The renowned Soviet mathematician, one of the outstanding geometricians of the 20th century, Maks (Max) Akivis was born in 1923 in Novosibirsk, Siberia. In 1929, the family moved to Moscow, where Maks graduated from school and in 1940 enrolled in the faculty of mechanics and mathematics of Moscow State University.
With the beginning of the Soviet-German war, along with other students of his faculty, Akivis was assigned to the construction of fortifications intended to protect Moscow from enemy attack. From July to September he dug anti-tank ditches, which he noted were ineffective since, in the fall of 1941, the Germans bypassed them and threatened Moscow. In October 1941, the University was evacuated to Central Asia. In March 1942, Akivis was drafted into the Red Army and attached to an anti-tank battery of the 664th Rifle Regiment, which was being formed in Central Asia. In the spring and summer of 1943, the regiment held a defensive position on the Mius River (the so-called Mius Front), in the border area between southern Ukraine and southern Russia. The stalemate on the Mius Front lasted until mid-August 1943, when the Soviets began their counter-offensive and broke the German lines. Akivis took part in the liberation of Taganrog, Mariupol (where he was shell shocked) and other towns along the shores of the Azov and Black Seas. From the Black Sea coast, in the winter of 1943-1944, his division was transferred to Belorussia. Akivis fought there, then in Eastern Prussia (where he was awarded the Order of the Red Star). After that, he was transferred to staff service. Akivis ended the war on the Czech-German border.

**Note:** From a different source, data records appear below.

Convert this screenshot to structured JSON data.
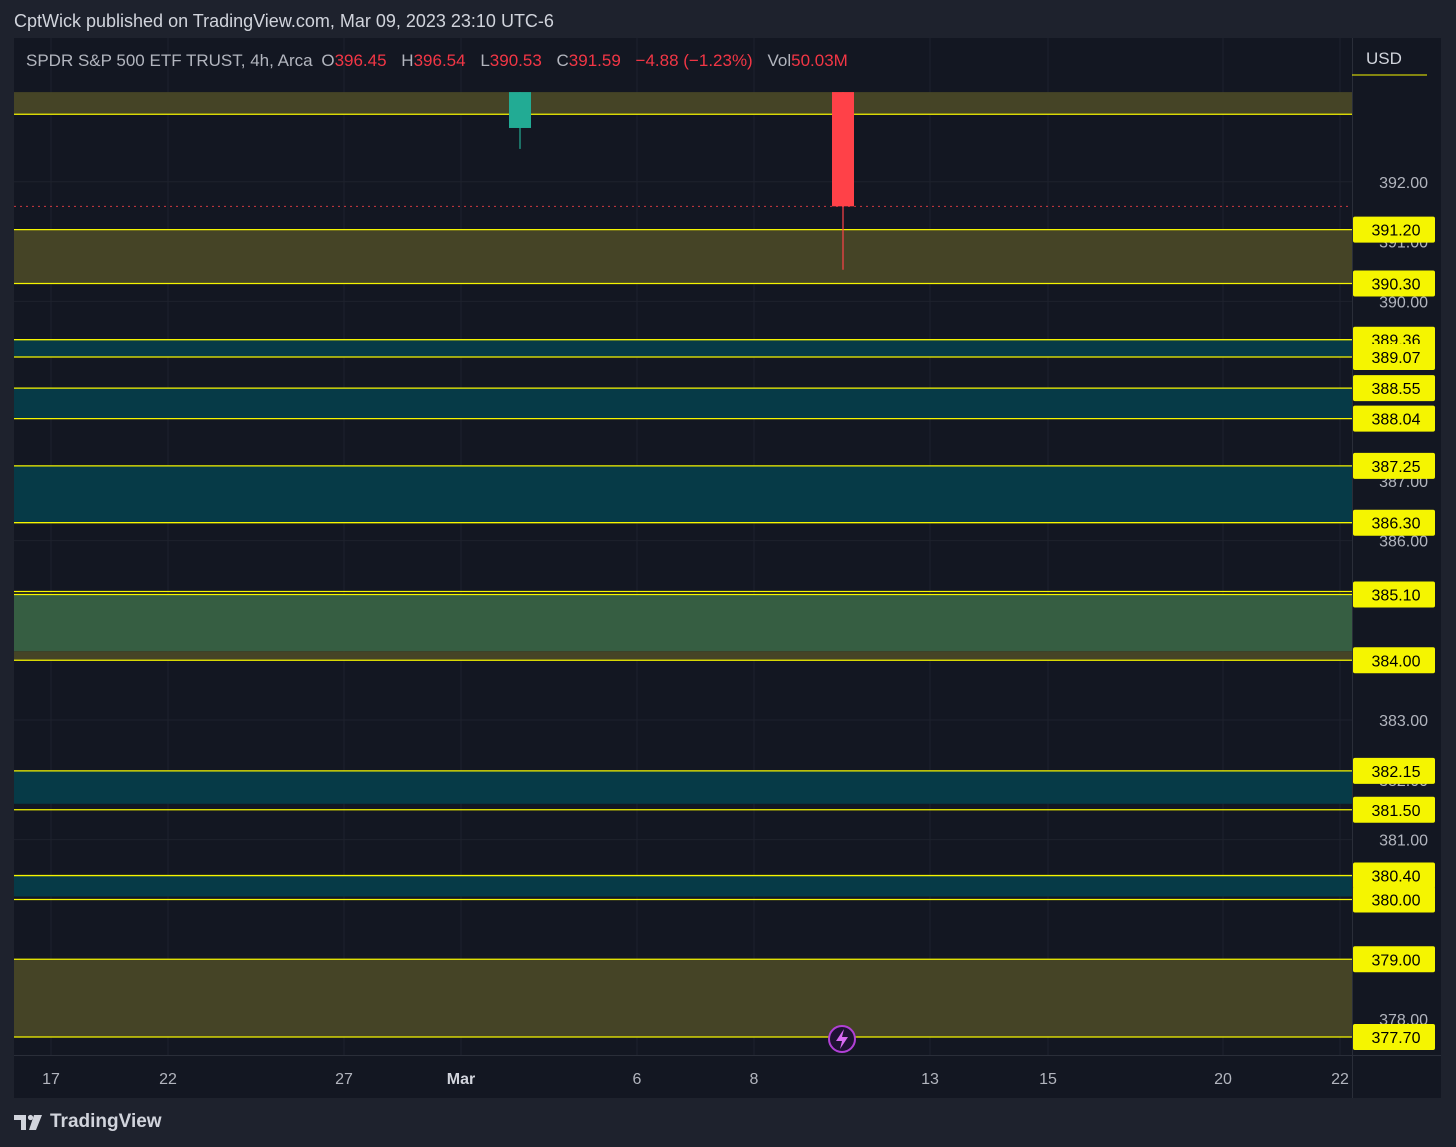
{
  "header": {
    "published": "CptWick published on TradingView.com, Mar 09, 2023 23:10 UTC-6"
  },
  "legend": {
    "symbol": "SPDR S&P 500 ETF TRUST, 4h, Arca",
    "o_key": "O",
    "o_val": "396.45",
    "h_key": "H",
    "h_val": "396.54",
    "l_key": "L",
    "l_val": "390.53",
    "c_key": "C",
    "c_val": "391.59",
    "change": "−4.88 (−1.23%)",
    "vol_key": "Vol",
    "vol_val": "50.03M"
  },
  "footer": {
    "brand": "TradingView"
  },
  "colors": {
    "level_line": "#f5f500",
    "label_bg": "#f5f500",
    "olive_zone": "#454426",
    "teal_zone": "#063a47",
    "green_zone": "#365e42",
    "up_candle": "#22ab94",
    "down_candle": "#ff4148",
    "grid": "#1e222d",
    "axis_text": "#b2b5be"
  },
  "chart_data": {
    "type": "candlestick",
    "currency": "USD",
    "ylim": [
      377.55,
      393.0
    ],
    "y_ticks": [
      {
        "value": 392,
        "label": "392.00"
      },
      {
        "value": 391,
        "label": "391.00"
      },
      {
        "value": 390,
        "label": "390.00"
      },
      {
        "value": 387,
        "label": "387.00"
      },
      {
        "value": 386,
        "label": "386.00"
      },
      {
        "value": 383,
        "label": "383.00"
      },
      {
        "value": 382,
        "label": "382.00"
      },
      {
        "value": 381,
        "label": "381.00"
      },
      {
        "value": 378,
        "label": "378.00"
      }
    ],
    "x_ticks": [
      "17",
      "22",
      "27",
      "Mar",
      "6",
      "8",
      "13",
      "15",
      "20",
      "22"
    ],
    "x_ticks_bold": [
      "Mar"
    ],
    "levels": [
      {
        "value": 393.13,
        "label": ""
      },
      {
        "value": 391.2,
        "label": "391.20"
      },
      {
        "value": 390.3,
        "label": "390.30"
      },
      {
        "value": 389.36,
        "label": "389.36"
      },
      {
        "value": 389.07,
        "label": "389.07"
      },
      {
        "value": 388.55,
        "label": "388.55"
      },
      {
        "value": 388.04,
        "label": "388.04"
      },
      {
        "value": 387.25,
        "label": "387.25"
      },
      {
        "value": 386.3,
        "label": "386.30"
      },
      {
        "value": 385.15,
        "label": ""
      },
      {
        "value": 385.1,
        "label": "385.10"
      },
      {
        "value": 384.0,
        "label": "384.00"
      },
      {
        "value": 382.15,
        "label": "382.15"
      },
      {
        "value": 381.5,
        "label": "381.50"
      },
      {
        "value": 380.4,
        "label": "380.40"
      },
      {
        "value": 380.0,
        "label": "380.00"
      },
      {
        "value": 379.0,
        "label": "379.00"
      },
      {
        "value": 377.7,
        "label": "377.70"
      }
    ],
    "zones": [
      {
        "top": 393.5,
        "bottom": 393.13,
        "color": "olive"
      },
      {
        "top": 391.2,
        "bottom": 390.3,
        "color": "olive"
      },
      {
        "top": 389.36,
        "bottom": 389.07,
        "color": "teal"
      },
      {
        "top": 388.55,
        "bottom": 388.04,
        "color": "teal"
      },
      {
        "top": 387.25,
        "bottom": 386.3,
        "color": "teal"
      },
      {
        "top": 385.1,
        "bottom": 384.15,
        "color": "green"
      },
      {
        "top": 384.15,
        "bottom": 384.0,
        "color": "olive"
      },
      {
        "top": 382.15,
        "bottom": 381.6,
        "color": "teal"
      },
      {
        "top": 380.4,
        "bottom": 380.05,
        "color": "teal"
      },
      {
        "top": 379.0,
        "bottom": 377.7,
        "color": "olive"
      }
    ],
    "candles": [
      {
        "date": "Mar 2",
        "open": 393.5,
        "high": 393.5,
        "close": 392.9,
        "low": 392.55,
        "direction": "up"
      },
      {
        "date": "Mar 9",
        "open": 393.5,
        "high": 393.5,
        "close": 391.59,
        "low": 390.53,
        "direction": "down"
      }
    ],
    "current_price": 391.59
  }
}
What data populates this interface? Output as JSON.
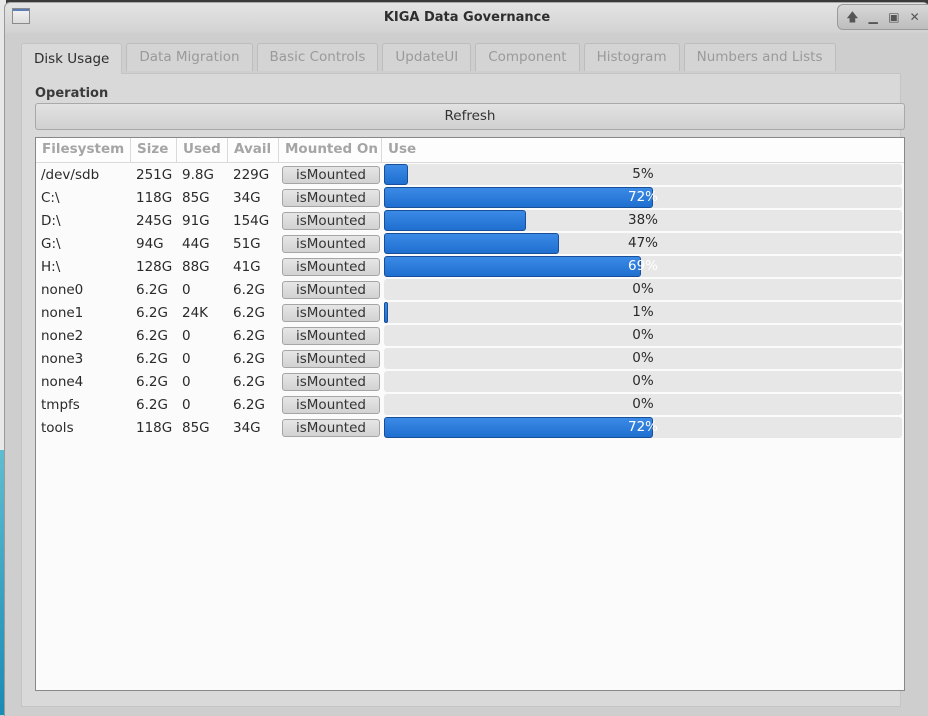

At the end of 1945, Akivis was demobilized and resumed his studies at Moscow University. In 1949, at the peak of the "anti-cosmopolitan" campaign, he and other Jewish students (including his fellow student and wife Liusia Goldshtein) were expelled from their fifth year of study at the University. The pretext for their dismissal was the accusation that they had read the "Jewish nationalist" poem "Your Victory" by Margarita Aliger (despite the fact that the poem had been published officially in the Soviet magazine "Znamia" in 1945, and then in a book in 1946). Both Akivis and his wife found themselves not only banned from further pursuing higher education, but also unemployed. Later, via a personal contact, he found a clerical job at a factory in Moscow. In 1951, Akivis and Liusia Goldshtein were permitted to be examined as external students and received their diplomas. However, only in 1956, during the post-Stalin "Thaw", was he allowed to engaged in scientific work. In 1958 Akivis defended his kandidat dissertation and, in 1965, his doctoral thesis. In 1966, he was awarded the rank of professor. From 1960 to 1994, he worked at the Moscow State Institute of Steel and Alloys (now the National University of Science and Technology). Akivis published many scientific works. His fields of expertise included differential geometry, tensor calculus, algebra, and other mathematical disciplines.
In 1994, Akivis emigrated from the USSR and settled in Israel, where he was professor at Beer-Sheva University and at the Machon Lev Jerusalem College of Technology. He died in 2015.